If you were to walk into Betty’s and Jon’s house, you might not immediately know that they have chosen to live simple lives. Instead of boasting of stark minimalism, their decor is comfortable, attractive, and inviting. To look at them, Betty and Jon seem quite “normal,” as Betty laughingly describes them. But they have made significant changes over time. “We started with just one thing, but then we kept going, making choices mindfully,” Betty says. “All of my life, I’ve been a covert environmentalist. I was born frugal. Simplicity makes sense to me. It gives us a framework for making decisions. For example, we had three cars at one point. Jon and I each had a car, and Jon had a mid-life sports car. When I quit working, I didn’t need my car, and we didn’t want to pay insurance and upkeep on extra vehicles. So we got rid of two cars. It was so freeing not to have to have those expenses that most of us think we need to have, and that make us have to work to get the money for.”

Today, Betty and Jon practice simple living in many aspects of their lives. They continue to find ways to reduce their waste and inspire others to do the same. Betty teaches a class called Less Is More: Getting to One Can of Garbage a Year in the Portland area. Beyond waste reduction, they are intentional about the technologies they let into their lives. For example, the one cell phone they share is left in the car and only turned on when they need to use it, unless they use it for long distance calls. “I know that sounds extreme,” Betty says, “but it’s an intentional choice toward simplicity for us. We don’t want to be available all the time.”

Betty knows that simplicity isn’t always the easiest path. “Ian was 16 when we started voluntary simplicity,” Betty says. “I know it can be so much more complicated with young kids. Life can be hectic, not leaving you enough time If you were to walk into Betty’s and Jon’s house, you might not immediately know that they have chosen to live simple lives. Instead of boasting of stark minimalism, their decor is comfortable, attractive, and inviting. To look at them, Betty and Jon seem quite “normal,” as Betty laughingly describes them. But they have made significant changes over time. “We started with just one thing, but then we kept going, making choices mindfully,” Betty says. “All of my life, I’ve been a covert environmentalist. I was born frugal. Simplicity makes sense to me. It gives us a framework for making decisions. For example, we had three cars at one point. Jon and I each had a car, and Jon had a mid-life sports car. When I quit working, I didn’t need my car, and we didn’t want to pay insurance and upkeep on extra vehicles. So we got rid of two cars. It was so freeing not to have to have those expenses that most of us think we need to have, and that make us have to work to get the money for.”

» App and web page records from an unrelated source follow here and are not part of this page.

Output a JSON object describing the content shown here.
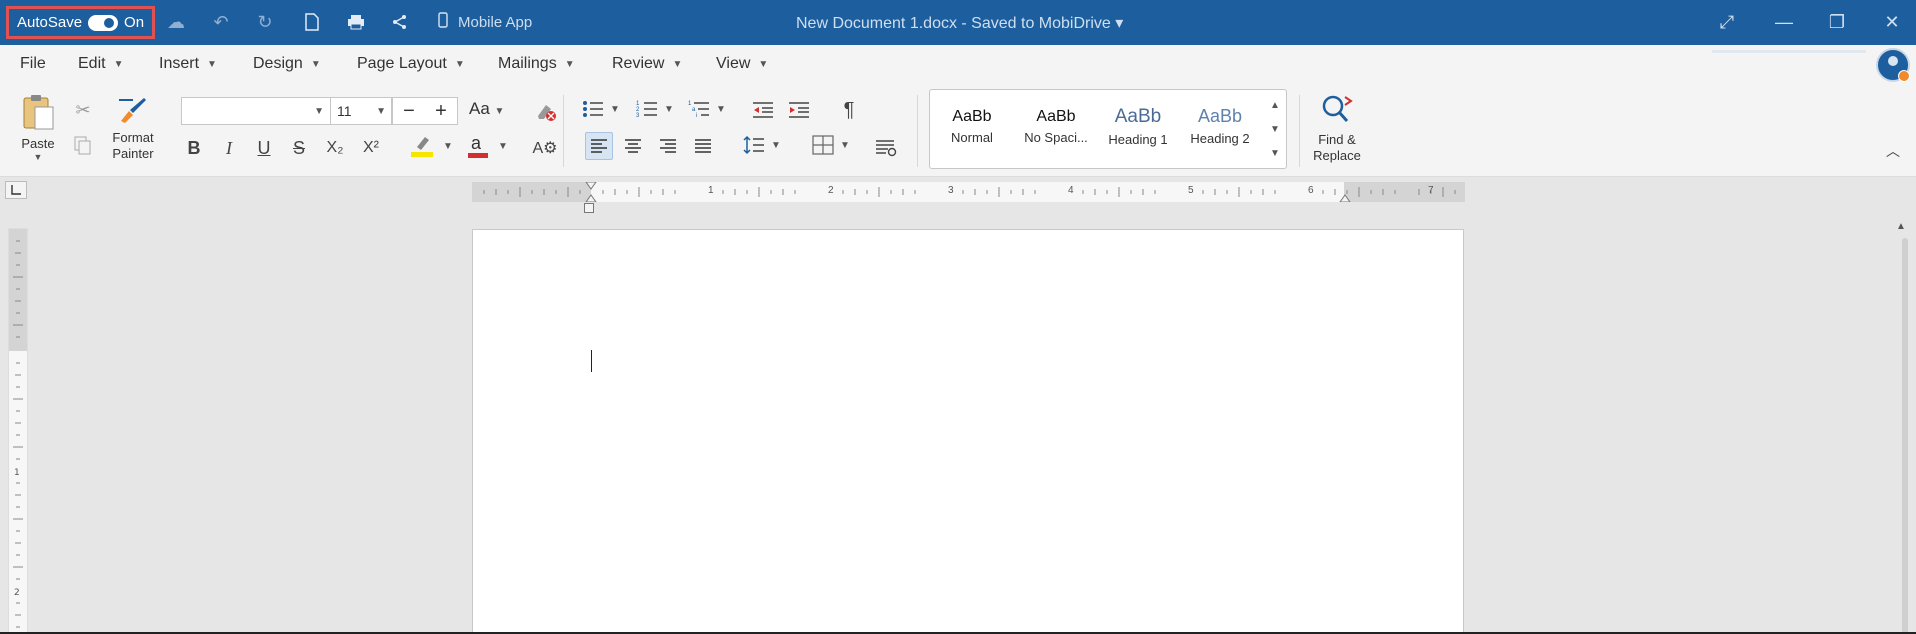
{
  "titlebar": {
    "autosave_label": "AutoSave",
    "autosave_state": "On",
    "mobile_app": "Mobile App",
    "document_title": "New Document 1.docx - Saved to MobiDrive ▾"
  },
  "menu": {
    "items": [
      "File",
      "Edit",
      "Insert",
      "Design",
      "Page Layout",
      "Mailings",
      "Review",
      "View"
    ]
  },
  "ribbon": {
    "paste": "Paste",
    "format_painter": "Format Painter",
    "font_name": "",
    "font_size": "11",
    "case_label": "Aa",
    "bold": "B",
    "italic": "I",
    "underline": "U",
    "strike": "S",
    "subscript": "X₂",
    "superscript": "X²",
    "pilcrow": "¶",
    "styles": [
      {
        "sample": "AaBb",
        "name": "Normal"
      },
      {
        "sample": "AaBb",
        "name": "No Spaci..."
      },
      {
        "sample": "AaBb",
        "name": "Heading 1"
      },
      {
        "sample": "AaBb",
        "name": "Heading 2"
      }
    ],
    "find_replace_line1": "Find &",
    "find_replace_line2": "Replace"
  },
  "ruler": {
    "numbers": [
      "1",
      "2",
      "3",
      "4",
      "5",
      "6",
      "7"
    ]
  },
  "colors": {
    "titlebar_bg": "#1d5e9e",
    "autosave_border": "#e05252",
    "highlight_yellow": "#f5e600",
    "font_color_red": "#d32f2f"
  }
}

Today, Betty and Jon practice simple living in many aspects of their lives. They continue to find ways to reduce their waste and inspire others to do the same. Betty teaches a class called Less Is More: Getting to One Can of Garbage a Year in the Portland area. Beyond waste reduction, they are intentional about the technologies they let into their lives. For example, the one cell phone they share is left in the car and only turned on when they need to use it, unless they use it for long distance calls. “I know that sounds extreme,” Betty says, “but it’s an intentional choice toward simplicity for us. We don’t want to be available all the time.”

Betty knows that simplicity isn’t always the easiest path. “Ian was 16 when we started voluntary simplicity,” Betty says. “I know it can be so much more complicated with young kids. Life can be hectic, not leaving you enough time

create more environmental and social good